(Stored items)
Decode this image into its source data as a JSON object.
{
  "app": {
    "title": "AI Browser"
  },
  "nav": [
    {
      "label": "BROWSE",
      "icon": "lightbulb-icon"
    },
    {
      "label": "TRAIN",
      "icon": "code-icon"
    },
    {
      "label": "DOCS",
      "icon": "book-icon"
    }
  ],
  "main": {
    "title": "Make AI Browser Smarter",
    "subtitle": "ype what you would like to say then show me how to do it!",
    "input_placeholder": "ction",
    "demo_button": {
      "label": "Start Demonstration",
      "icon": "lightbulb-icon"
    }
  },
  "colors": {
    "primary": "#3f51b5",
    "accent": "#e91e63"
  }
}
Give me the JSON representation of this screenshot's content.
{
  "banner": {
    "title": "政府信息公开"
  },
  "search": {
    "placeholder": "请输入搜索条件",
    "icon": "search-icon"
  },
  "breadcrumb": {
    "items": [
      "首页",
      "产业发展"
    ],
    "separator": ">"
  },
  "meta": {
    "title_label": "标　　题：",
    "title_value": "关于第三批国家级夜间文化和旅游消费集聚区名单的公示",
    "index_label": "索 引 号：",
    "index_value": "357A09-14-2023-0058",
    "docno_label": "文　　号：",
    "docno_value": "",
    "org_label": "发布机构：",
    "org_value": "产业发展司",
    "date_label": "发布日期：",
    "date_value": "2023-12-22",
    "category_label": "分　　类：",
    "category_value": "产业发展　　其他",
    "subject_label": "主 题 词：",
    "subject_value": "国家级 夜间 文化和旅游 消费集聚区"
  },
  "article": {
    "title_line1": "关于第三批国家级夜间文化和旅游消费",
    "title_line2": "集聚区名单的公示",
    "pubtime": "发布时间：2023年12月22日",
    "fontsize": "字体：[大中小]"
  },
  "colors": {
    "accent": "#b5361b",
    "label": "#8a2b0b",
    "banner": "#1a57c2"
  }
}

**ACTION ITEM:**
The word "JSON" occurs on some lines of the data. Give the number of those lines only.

**FINISHED TASK:**
2